When good apps go bad
Toy Story Mania arrived at the App Store in October to largely rave reviews, with one of the more enthusiastic ones coming from yours truly. And why not? The game—inspired by a ride at Disney’s theme parks—cleverly melds characters from the Toy Story universe with a carnival midway. The game’s been a fixture on my iPhone since I finished testing it, so I was thrilled to see an update available for download earlier this week.
The trouble is, the latest Toy Story Mania makes a once great game unplayable.
This was not the intended result, I think. (And if it was, I think I might have noticed “What’s New: Game will now be unplayable!” in the release notes posted on the App Store.) Rather, Toy Story Mania 1.0.1 promises updated graphics—and indeed, the game’s new look is pretty snazzy. Unfortunately, it also introduces a major bug: when you complete the first level of any of the carnival games and collect your prize tickets, the ticket counter will spin upward in perpetuity, never stopping until you give up and quit the app.
This bums me out for a couple of reasons. First off, I really enjoyed playing Toy Story Mania. It was usually my first choice for blowing off steam on my commute home from a long day of being ground down by the boot-heel of The Man. Secondly, if you’ve got a copy of the January 2010 issue of Macworld, you’ll find a glowing review of the app from me. I feel badly for the poor readers who are going to pay $5 on my say-so, only to wind up with a buggy game. And I will feel badly for myself when those readers show up at my door with pitchforks and torches demanding mob justice.
We could, of course, count on the diligent folks at Walt Disney to realize their howling error and quickly push through a fix. Then again, the Customer Support page for Disney Interactive Studios isn’t what what you might call “helpful,” so if you’re waiting for some worker bee within the vast Disney industrial complex to come to your aid, you may be in for a long, cold lonely winter. (In fairness to the developer, however, I see that as this article is published, a note has gone up on the Toy Story Mania page at the App Store acknowledging that there's a problem and that a fix is in the works.)
Still, if I want Toy Story Mania restored to its former glory now, I was going to have to take matters into my own hands and revert to an earlier version of the app. That may not help anyone who buys the flawed 1.0.1 version, but it will help users in the same boat as me—or anyone who downloads a lackluster update and longs to go back to the way things were.
The process for restoring an older version of an app isn’t intuitive—it took some trial and error on my end—but it can be done. It requires you to have a versioned backup of your computer, but then I don’t have to tell Macworld’s savvy readership about the merits of Time Machine, do I?
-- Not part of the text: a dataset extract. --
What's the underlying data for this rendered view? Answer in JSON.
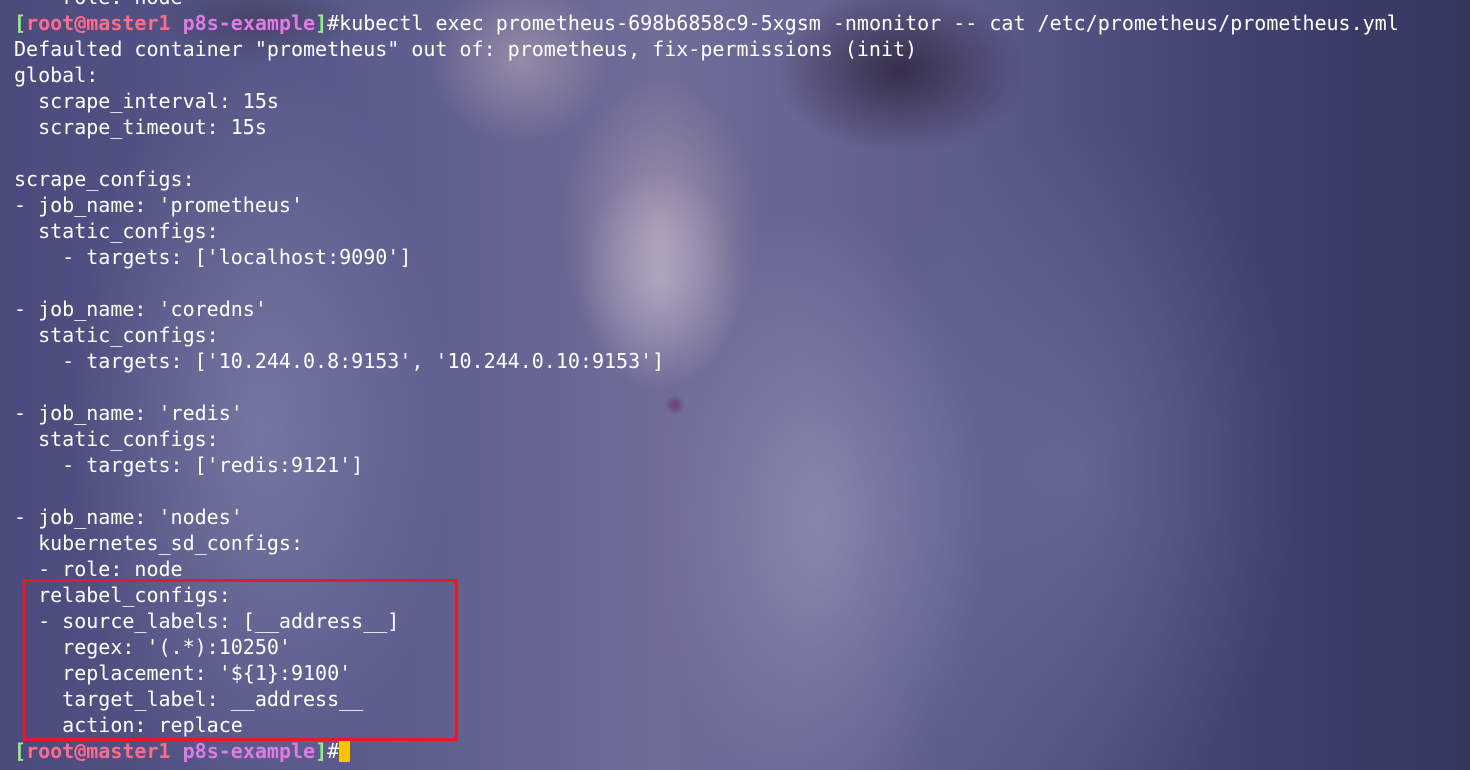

Anyhow, the first step was to delete the app from my phone—I pressed and held on an icon until everything started jiggling, and then tapped the x of the offending application to remove it. (If you’re feeling especially put out by the lackluster update, Apple offers you the opportunity to give the app a final rating. Enjoy that 1-star review, Disney!) With the app now off my phone, I also needed to remove it from iTunes. I clicked on Applications in the Source List, clicked on the app, and pressed the Delete key. iTunes asked me if I was sure I wanted to remove the selected application from my iTunes library—I was!—and then it asked if I wanted to move the selected application to the Trash or keep it in the Mobile Applications folder. I opted for the former, so that there’s no trace of the app in iTunes -> Mobile Applications. Then I synced my iPhone, officially banishing the app to the land of wind and ghosts.
Now comes the part where we go back in time. While viewing my iTunes -> Mobile Applications folder in the Finder, I summoned Time Machine and journeyed back to last week—a simpler time in our nation’s history when Toy Story Mania worked just fine. I highlighted the TS Mania 1.0.0.ipa file and clicked Restore, which deposited it back in the present-day version of that same folder. With my iPhone plugged in, I then used the Applications tab in iTunes to make sure the restored app was set to load back onto my iPhone. I pressed Sync again, and the old version of the app was back, as good as new—literally. (Not surprisingly, this process will treat the iPhone app as if you’re installing it for the first time. For instance, all of my high scores and unlocked achievements are long gone in my restored Toy Story Mania. But considering that I can play the game again, it’s not too steep a price to pay.)
That said, I wish there were an easier way to revert to older versions of iPhone apps for those times when developers don’t get the updates quite right. Apple added improved application management features in this summer’s iPhone 3.0 update; perhaps a better way to reinstall older versions could be on the to-do list for a future update.